In his spare time, he relaxes by going sailing or skiing, and he enjoys the adrenaline rush from both activities.
Otherwise, he enjoys reading business books and says the real buzz he gets from his work is seeing growth take place and business prosper.
Accordingly, it is no surprise that under his leadership, Belfast Harbour Commissioners is on a growth curve.
Plans were unveiled last July for a £630m investment which will see a further 120 acres of land being reclaimed from the sea over the next 20 years.
As he admits, the expansion will see Mr O'Hagan being involved once again in his first mode of business activity - although this time round he is recycling and regenerating land, not paper.
And that is perhaps why he is so enthusiastic about the commissioners' involvement - as land owners - of the £1.5bn Titanic Quarter development.
Derelict shipyard land is due to be transformed into a vibrant new waterfront location, at the heart of which will lie the proposed Titanic Signature Project.
Although the project has missed out on Big Lottery Fund support, Belfast Harbour Commissioners has pledged its support by committing £15m to the scheme, a sum equivalent to one year's profit. Mr O'Hagan is confident that the project will be a winner, and cites the high degree of interest in the ship, Nomadic, which he says provides a tangible link with Titanic.
Belfast Harbour Commissioners has been making the headlines itself in recent months, as a result of a tussle with the Strategic Investment Board.
BHC objected vehemently to what it interpreted as a bid by the Government to strip it of its assets, by selling off non-port land to raise money for infrastructure projects.
Mr O'Hagan is adamant that the commissioners need the income from non-port land to fund expansion at the Port, and is hopeful that the recently completed Government review will endorse that viewpoint. "We have been very successful but we need the income stream to expand for the benefit of the wider economy," he says.
Although Mr O'Hagan is fond of quoting President Kennedy in his speeches, he admits that his main role model in his business life was his late father, also called Len.
Len O'Hagan senior, who was managing director of Reed Corrugated Cases at Warrenpoint, and a founding member of the IBEC-CBI joint business council, died suddenly two years ago.

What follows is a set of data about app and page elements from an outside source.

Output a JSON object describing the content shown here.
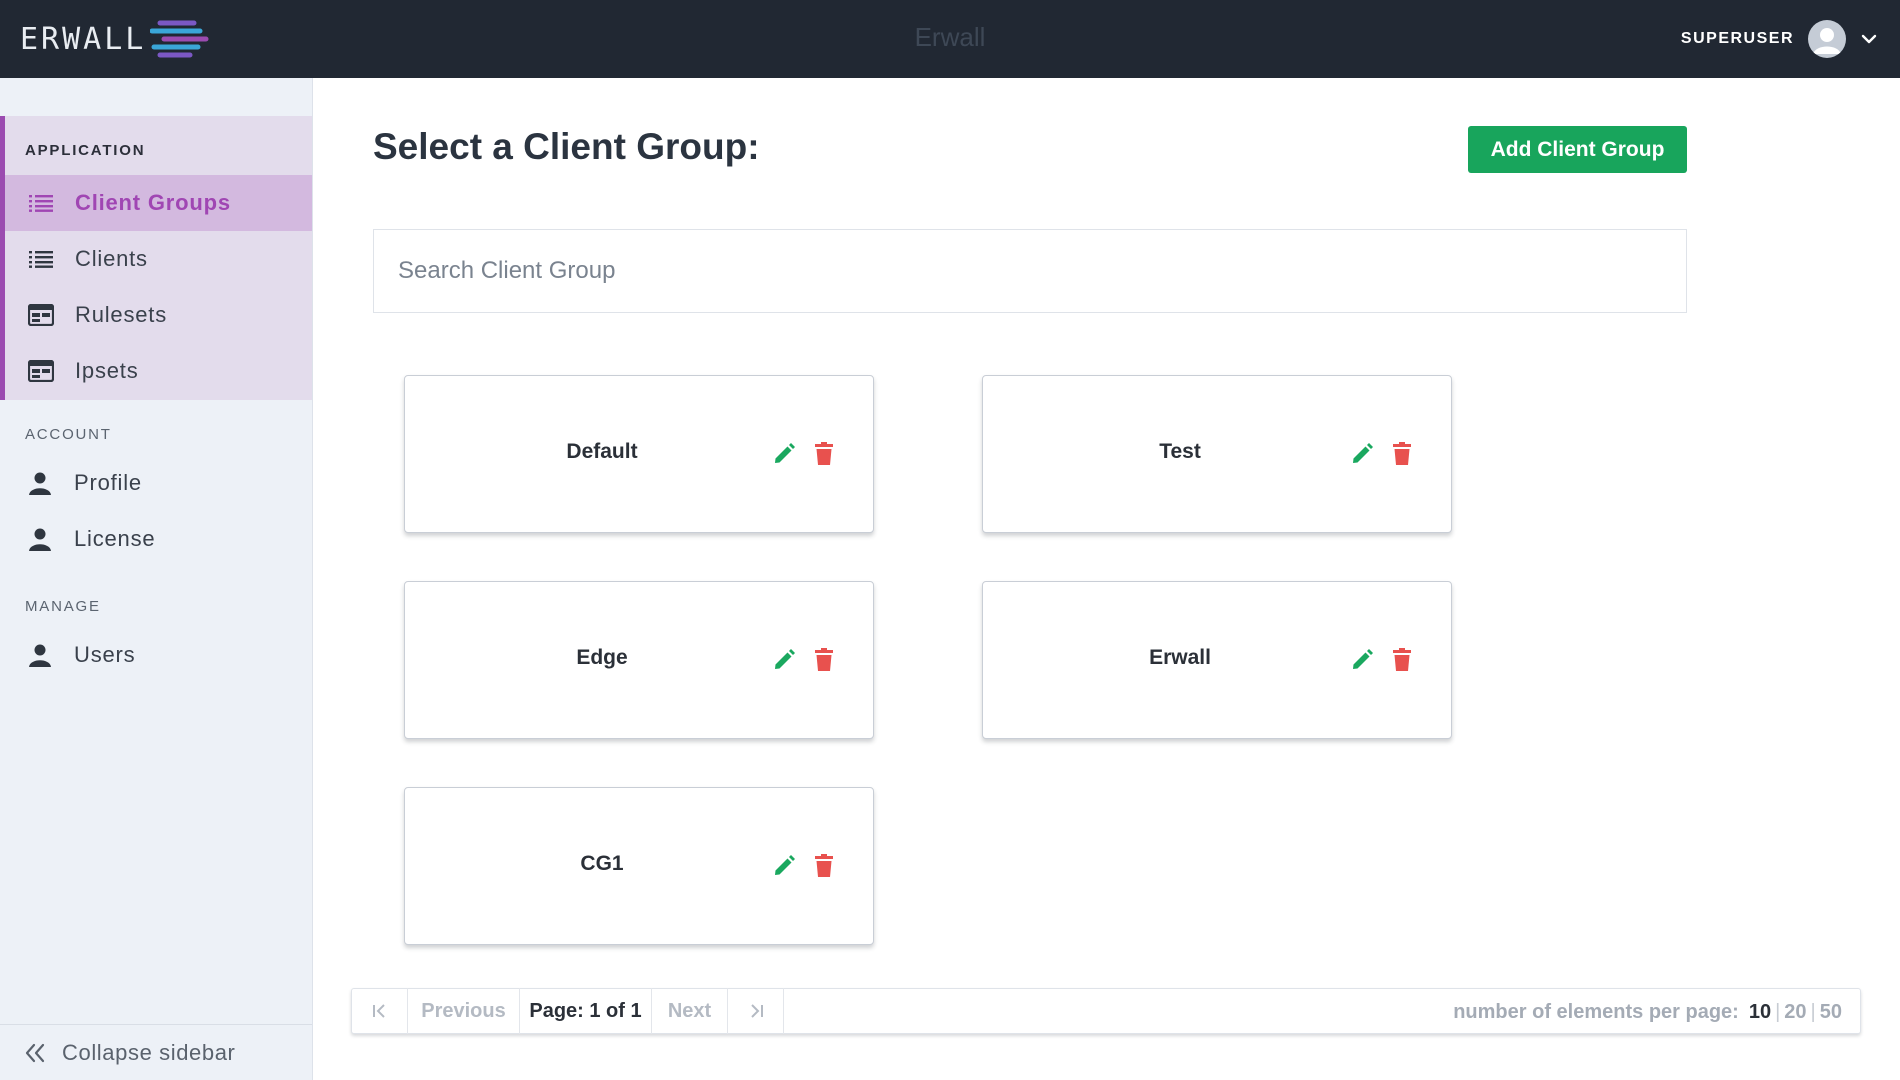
{
  "header": {
    "logo_text": "ERWALL",
    "app_title": "Erwall",
    "username": "SUPERUSER"
  },
  "sidebar": {
    "sections": {
      "application": "APPLICATION",
      "account": "ACCOUNT",
      "manage": "MANAGE"
    },
    "items": [
      {
        "label": "Client Groups",
        "icon": "list-icon",
        "active": true
      },
      {
        "label": "Clients",
        "icon": "list-icon"
      },
      {
        "label": "Rulesets",
        "icon": "table-icon"
      },
      {
        "label": "Ipsets",
        "icon": "table-icon"
      },
      {
        "label": "Profile",
        "icon": "user-icon"
      },
      {
        "label": "License",
        "icon": "user-icon"
      },
      {
        "label": "Users",
        "icon": "user-icon"
      }
    ],
    "collapse_label": "Collapse sidebar"
  },
  "main": {
    "title": "Select a Client Group:",
    "add_button": "Add Client Group",
    "search_placeholder": "Search Client Group",
    "groups": [
      "Default",
      "Test",
      "Edge",
      "Erwall",
      "CG1"
    ]
  },
  "pagination": {
    "previous": "Previous",
    "page_label": "Page: 1 of 1",
    "next": "Next",
    "per_page_label": "number of elements per page:",
    "per_page_options": [
      "10",
      "20",
      "50"
    ],
    "per_page_selected": "10"
  },
  "colors": {
    "topbar": "#212833",
    "accent": "#9b4bb0",
    "success": "#18a55c",
    "edit": "#1aa85f",
    "delete": "#e8514e"
  }
}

Mr O'Hagan, who spent summer holidays from the age of 15 working for him at Reed, clearly still misses his father.
"If I have a business hero it would have to be my father, who taught me so much," he says. "I always admired his single-mindedness and his commitment to Northern Ireland."
In his role at the Harbour Office, Mr O'Hagan is imbued by a sense of history, and admits to spending spare moments trawling through old records in the building's library. " The history of Queen's Island is fascinating and it was by dint of the vision of the Harbour Commissioners in the 19th century that Belfast, a city without coal or iron ore, became a world leader in shipbuilding," he says.
"Times have changed but the same principles apply, and I know days of opportunity lie ahead. Our dark years are behind us - this is a city and a region on the up and we want the world to know it."